Neuroimaging studies of the psychedelic state offer a unique window onto the neural basis of conscious perception and selfhood. Despite well understood pharmacological mechanisms of action, the large-scale changes in neural dynamics induced by psychedelic compounds remain poorly understood. Using source-localised, steady-state MEG recordings, we describe changes in functional connectivity following the controlled administration of LSD, psilocybin and low-dose ketamine, as well as, for comparison, the (non-psychedelic) anticonvulsant drug tiagabine. We compare both undirected and directed measures of functional connectivity between placebo and drug conditions. We observe a general decrease in directed functional connectivity for all three psychedelics, as measured by Granger causality, throughout the brain. These data support the view that the psychedelic state involves a breakdown in patterns of functional organisation or information flow in the brain. In the case of LSD, the decrease in directed functional connectivity is coupled with an increase in undirected functional connectivity, which we measure using correlation and coherence.

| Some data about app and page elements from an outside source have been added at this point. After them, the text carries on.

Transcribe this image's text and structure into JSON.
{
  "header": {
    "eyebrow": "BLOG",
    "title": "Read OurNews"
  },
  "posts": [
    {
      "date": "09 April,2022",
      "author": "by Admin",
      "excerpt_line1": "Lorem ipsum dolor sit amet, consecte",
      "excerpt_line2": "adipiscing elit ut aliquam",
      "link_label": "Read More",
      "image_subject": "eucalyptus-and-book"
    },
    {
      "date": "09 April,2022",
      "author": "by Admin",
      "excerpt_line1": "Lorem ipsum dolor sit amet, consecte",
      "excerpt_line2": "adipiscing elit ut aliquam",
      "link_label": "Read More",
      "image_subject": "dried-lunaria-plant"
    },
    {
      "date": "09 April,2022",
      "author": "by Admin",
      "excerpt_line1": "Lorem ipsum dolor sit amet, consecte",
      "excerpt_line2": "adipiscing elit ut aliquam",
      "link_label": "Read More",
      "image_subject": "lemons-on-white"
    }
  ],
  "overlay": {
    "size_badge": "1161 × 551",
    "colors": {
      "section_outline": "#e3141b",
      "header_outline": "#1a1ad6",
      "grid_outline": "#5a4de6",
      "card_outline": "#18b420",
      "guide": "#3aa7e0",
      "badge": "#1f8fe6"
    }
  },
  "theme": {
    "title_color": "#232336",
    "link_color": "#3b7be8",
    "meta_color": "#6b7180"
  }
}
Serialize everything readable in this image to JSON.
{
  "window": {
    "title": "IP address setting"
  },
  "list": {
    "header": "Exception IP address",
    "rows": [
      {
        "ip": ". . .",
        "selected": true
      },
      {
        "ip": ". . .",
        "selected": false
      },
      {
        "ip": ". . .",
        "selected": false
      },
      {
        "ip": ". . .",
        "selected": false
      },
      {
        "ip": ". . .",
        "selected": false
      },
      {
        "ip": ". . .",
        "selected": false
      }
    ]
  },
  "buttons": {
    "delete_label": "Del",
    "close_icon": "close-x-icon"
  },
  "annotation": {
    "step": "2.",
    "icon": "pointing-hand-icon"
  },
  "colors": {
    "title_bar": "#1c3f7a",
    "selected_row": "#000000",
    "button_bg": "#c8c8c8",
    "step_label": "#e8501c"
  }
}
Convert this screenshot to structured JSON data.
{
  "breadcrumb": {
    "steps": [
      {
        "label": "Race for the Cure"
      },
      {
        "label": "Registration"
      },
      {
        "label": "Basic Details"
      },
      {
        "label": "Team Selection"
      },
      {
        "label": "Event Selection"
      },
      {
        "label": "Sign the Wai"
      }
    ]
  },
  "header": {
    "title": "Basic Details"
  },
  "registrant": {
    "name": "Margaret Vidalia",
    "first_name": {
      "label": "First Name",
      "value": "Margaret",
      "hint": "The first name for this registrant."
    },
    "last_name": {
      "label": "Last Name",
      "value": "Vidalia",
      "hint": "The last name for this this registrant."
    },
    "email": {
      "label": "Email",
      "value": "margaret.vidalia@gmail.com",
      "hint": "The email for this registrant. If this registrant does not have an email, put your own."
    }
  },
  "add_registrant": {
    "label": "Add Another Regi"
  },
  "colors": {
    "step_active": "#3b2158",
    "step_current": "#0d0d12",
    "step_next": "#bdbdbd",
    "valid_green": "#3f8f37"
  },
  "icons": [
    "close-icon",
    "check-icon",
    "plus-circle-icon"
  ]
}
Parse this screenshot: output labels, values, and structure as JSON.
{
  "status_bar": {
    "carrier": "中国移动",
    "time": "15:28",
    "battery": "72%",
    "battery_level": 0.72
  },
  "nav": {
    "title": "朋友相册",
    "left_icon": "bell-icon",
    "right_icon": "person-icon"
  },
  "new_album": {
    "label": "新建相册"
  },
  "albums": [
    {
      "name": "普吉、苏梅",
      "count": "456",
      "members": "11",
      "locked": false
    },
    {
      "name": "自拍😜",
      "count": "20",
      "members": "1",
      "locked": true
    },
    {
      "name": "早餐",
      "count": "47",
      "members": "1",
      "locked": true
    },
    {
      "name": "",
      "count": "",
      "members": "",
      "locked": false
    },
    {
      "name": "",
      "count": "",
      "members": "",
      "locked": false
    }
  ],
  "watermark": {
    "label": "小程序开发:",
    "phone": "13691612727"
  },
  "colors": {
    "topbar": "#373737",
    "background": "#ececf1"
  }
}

This surprising opposite movement of directed and undirected measures is of more general interest for functional connectivity analyses, which we interpret using analytical modelling. Overall, our results uncover the neural dynamics of information flow in the psychedelic state, and highlight the importance of comparing multiple measures of functional connectivity when analysing time-resolved neuroimaging data.
Psychedelic stateGranger causalityInformation flowNeural dynamics